To me, Eric Clapton is coolness personified, his voice has such a depth of emotion and his guitar playing at every level is second to none. Eric Clapton may not be God, but he is without doubt, the epitome of a Living Legend and I feel it a privilege that I was there to witness his greatness in my home town.
Review by Karl Wilson
I really enjoyed EC's latest show at the Odyssey Belfast. I went the last time in 2004 but this was much better because I was right in front of him in the second row. Andy Fairweather Low kicked things off with his Low Riders and he was great, Good banter with the crowd and a good set.
Eric and the band came on after 9pm and kicked into a great set with some great solos from himself, Chris Stainton and Tim Carmon. Steve Gadd was his usual understated brilliant and I'm really starting to dig Willie Weeks, No wonder George Harrison and John Lennon raved about him! The backing singers are fab and compliment EC well (Sharon White is gorgeous!).
I was dissapointed that the set didn't really change from the last show I saw in Dublin 2009 and would have liked to see another guitar player - then we might have got Tell the Truth or Motherless Children (my favourites!). But I have no complaints other than EC's lack of chat between songs! And he and the band walked straight off with no bow?
Highlights were Sheriff, Old Love, Still Got The Blues, Layla, Badge, Wonderful Tonight, Little Queen Of Spades and Crossroads.
Andy had a nice range of guitars: Vox Teardrop, Gibson Semi, Knight Custom and a Martin 000-28EC that sounds great (I wonder was it a gift from Eric?). Eric played the usual Fender custom shop Daphne Blue Strat and his Martin signature model.
Review by Ciaran Hanna
I was at the Belfast concert and although there is no questioning Eric's skill as a guitarist, did Eric know he was actually in Belfast? He didn't seem to say much to the crowd. After the last song he left the stage as quick as Chuck Berry without a word of thanks to the crowd for
coming out to see him, and in my case pay £60 per ticket for the privilege. Maybe this seems bitchy but I own the Robert Johnson and Crossroad Concert DVDs and Eric comes across as being a friendly nice guy with no airs and graces. So what I want to know is not Where's Eric but Where's Eric's manners? I hate the fact that after the concert I feel like this because I think Eric is a beauiful player.
Review by Steve Hughes
I was lucky enough to be at the gig. The support Andy Fairweather was very good although he should have played Gin House instead of some of the Amen Corner tracks.
I have been an Eric fan since the early sixties and have seen him many times. The last time being the Cream reunion at the Albert Hall. If I had died that night having heard them play White Room, I would have been a happy man!

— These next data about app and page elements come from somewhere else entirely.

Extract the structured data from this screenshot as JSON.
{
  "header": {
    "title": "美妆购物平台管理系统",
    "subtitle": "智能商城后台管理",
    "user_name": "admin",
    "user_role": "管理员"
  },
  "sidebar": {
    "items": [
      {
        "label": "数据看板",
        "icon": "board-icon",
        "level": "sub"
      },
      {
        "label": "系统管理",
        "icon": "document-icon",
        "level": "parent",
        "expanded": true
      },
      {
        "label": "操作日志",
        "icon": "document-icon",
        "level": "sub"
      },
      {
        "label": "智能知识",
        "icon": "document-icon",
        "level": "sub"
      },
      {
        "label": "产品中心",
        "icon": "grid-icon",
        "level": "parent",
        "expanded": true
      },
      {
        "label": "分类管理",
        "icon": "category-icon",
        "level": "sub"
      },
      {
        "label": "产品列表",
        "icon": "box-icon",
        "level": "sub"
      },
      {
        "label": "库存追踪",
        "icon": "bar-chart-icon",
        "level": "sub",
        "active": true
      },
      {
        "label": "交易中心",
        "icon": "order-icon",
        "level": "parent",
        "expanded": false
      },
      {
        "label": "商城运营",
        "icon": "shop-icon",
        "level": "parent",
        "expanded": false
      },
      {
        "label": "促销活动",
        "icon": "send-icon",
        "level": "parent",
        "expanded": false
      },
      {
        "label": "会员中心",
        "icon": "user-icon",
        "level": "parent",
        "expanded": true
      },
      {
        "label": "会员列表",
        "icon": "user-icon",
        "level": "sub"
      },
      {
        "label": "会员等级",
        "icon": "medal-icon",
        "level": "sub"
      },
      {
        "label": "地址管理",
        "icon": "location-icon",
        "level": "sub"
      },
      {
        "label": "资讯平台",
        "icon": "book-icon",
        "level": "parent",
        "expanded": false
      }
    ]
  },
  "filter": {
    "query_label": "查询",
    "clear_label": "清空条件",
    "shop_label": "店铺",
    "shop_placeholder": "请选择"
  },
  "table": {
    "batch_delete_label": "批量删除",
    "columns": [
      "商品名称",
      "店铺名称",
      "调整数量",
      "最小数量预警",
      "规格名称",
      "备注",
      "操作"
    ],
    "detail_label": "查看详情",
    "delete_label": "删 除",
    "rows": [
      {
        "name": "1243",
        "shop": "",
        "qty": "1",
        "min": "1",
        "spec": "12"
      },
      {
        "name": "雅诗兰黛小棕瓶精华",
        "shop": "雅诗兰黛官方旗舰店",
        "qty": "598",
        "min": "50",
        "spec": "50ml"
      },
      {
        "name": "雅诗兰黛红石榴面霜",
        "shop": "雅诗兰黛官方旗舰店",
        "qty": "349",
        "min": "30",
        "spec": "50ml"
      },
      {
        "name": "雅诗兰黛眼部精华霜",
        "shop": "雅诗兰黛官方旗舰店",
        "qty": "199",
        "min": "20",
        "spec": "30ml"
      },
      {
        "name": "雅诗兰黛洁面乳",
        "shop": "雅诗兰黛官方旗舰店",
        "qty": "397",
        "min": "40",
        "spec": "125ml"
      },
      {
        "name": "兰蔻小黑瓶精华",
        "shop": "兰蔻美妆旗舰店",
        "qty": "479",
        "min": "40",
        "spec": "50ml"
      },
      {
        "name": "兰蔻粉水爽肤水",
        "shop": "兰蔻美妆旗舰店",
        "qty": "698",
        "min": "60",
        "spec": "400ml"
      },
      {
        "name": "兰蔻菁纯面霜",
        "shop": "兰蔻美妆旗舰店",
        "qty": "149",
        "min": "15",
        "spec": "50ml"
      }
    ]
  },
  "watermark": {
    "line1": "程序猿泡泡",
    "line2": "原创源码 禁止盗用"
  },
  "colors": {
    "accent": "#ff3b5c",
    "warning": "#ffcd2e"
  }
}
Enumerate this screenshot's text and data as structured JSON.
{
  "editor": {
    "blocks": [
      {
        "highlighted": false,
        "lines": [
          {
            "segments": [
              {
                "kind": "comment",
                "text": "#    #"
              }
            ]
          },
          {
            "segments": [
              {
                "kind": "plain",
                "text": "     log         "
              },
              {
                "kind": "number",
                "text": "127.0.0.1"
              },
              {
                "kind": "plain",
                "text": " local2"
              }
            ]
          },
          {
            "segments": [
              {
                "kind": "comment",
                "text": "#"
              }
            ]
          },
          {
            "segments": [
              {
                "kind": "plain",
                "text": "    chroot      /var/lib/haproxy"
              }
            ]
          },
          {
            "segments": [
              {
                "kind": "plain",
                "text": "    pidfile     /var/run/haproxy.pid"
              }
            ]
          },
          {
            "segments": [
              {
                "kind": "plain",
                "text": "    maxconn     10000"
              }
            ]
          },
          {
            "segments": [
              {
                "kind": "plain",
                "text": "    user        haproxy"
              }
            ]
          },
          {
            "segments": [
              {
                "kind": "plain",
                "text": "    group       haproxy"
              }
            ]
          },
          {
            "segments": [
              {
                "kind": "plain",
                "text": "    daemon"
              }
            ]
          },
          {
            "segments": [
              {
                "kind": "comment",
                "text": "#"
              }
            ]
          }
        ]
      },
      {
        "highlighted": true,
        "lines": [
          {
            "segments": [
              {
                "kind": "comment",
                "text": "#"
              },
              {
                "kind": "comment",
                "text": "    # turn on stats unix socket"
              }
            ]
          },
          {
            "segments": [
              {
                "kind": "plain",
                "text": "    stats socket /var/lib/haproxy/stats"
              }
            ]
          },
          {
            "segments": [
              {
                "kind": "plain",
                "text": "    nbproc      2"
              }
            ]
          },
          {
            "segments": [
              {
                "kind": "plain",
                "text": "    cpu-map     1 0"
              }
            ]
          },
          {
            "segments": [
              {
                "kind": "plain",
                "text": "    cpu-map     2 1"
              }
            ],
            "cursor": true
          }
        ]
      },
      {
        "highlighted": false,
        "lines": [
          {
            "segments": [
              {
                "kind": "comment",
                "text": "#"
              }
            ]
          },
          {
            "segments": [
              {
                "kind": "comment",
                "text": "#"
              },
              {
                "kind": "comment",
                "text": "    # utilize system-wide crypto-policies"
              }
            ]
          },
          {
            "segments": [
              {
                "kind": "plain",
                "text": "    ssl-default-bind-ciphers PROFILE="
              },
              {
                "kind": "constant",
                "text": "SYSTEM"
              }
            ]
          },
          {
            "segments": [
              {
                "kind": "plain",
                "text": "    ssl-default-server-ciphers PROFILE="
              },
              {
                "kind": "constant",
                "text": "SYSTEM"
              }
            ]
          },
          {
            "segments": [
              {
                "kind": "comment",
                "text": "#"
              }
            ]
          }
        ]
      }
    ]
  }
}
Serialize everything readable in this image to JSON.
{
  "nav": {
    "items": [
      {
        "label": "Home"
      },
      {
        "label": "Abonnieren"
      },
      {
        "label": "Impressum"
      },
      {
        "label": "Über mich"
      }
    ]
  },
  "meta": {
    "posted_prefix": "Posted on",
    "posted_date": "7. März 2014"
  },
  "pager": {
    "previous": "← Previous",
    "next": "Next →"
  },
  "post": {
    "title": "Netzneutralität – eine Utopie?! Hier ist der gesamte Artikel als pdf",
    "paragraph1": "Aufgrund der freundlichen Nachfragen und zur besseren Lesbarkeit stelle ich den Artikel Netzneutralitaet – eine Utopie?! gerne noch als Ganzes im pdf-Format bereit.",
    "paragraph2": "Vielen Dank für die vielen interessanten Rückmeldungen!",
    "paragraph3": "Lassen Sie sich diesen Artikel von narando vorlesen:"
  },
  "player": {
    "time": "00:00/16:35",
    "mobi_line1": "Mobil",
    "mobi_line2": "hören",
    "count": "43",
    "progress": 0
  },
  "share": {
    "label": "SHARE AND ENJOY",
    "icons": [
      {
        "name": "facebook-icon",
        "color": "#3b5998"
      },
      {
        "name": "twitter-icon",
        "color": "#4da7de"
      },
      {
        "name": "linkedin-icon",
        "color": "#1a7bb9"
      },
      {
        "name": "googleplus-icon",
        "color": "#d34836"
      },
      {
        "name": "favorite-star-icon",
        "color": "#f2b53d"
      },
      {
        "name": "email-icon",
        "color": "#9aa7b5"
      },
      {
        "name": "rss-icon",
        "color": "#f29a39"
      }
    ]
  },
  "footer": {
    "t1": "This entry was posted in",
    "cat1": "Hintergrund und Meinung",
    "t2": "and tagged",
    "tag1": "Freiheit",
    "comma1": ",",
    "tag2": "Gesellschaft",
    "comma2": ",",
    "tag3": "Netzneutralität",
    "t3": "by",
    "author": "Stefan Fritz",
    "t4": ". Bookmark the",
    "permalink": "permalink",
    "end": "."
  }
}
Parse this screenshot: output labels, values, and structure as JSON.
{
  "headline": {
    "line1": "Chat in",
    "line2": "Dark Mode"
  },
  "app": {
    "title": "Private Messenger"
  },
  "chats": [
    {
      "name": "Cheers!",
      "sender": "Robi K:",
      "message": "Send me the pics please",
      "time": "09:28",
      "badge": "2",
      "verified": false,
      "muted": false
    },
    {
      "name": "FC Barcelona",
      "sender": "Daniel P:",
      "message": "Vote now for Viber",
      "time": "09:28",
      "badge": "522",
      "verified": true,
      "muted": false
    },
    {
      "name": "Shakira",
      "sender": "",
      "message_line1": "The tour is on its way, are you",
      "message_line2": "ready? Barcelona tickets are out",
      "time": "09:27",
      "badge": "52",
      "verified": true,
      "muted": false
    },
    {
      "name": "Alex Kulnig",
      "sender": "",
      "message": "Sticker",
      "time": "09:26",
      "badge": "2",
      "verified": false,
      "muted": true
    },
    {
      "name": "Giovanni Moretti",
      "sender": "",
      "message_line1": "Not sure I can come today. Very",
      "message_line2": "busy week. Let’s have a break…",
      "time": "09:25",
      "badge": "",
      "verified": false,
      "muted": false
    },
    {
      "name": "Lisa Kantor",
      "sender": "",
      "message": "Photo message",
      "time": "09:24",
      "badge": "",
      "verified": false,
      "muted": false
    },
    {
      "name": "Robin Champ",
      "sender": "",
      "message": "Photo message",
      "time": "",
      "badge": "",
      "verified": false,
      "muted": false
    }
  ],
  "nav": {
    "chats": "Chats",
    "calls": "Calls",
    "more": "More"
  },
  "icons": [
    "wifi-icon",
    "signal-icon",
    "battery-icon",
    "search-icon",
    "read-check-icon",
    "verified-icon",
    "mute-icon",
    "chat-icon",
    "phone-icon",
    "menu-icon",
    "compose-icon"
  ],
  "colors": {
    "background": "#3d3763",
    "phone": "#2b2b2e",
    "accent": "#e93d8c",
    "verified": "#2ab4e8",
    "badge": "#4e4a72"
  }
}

The concert started on time and we where treated to a virtuoso performance by EC. I have to compliment the sound production which was excellent. His set was a mixture of old and new, which included a number of crowd pleasers. For me his version of Badge was immense. I haven't heard him use quite so much feedback and sustain it was brilliant with controlled power.
I do however have some concerns. I thought that the acoustic set was a little to long although Layla brought the house down. My biggest problem was the inclusion of two keyboard players. Eric is well known for handing the stage over to other band members which I understand. However he has said on a number of occasions that he is one of the few guitar players still out there. HIs solos where spine tingling but there should have been more. To me thats why you go to see the great man and I mean no disrespect to the other band members.
A joy to see and worth the £60 ticket price. The man plays with so much feeling, he never overplays and you can lose yourself just listening to the sheer quality of his performance. He is and will always remain God to me.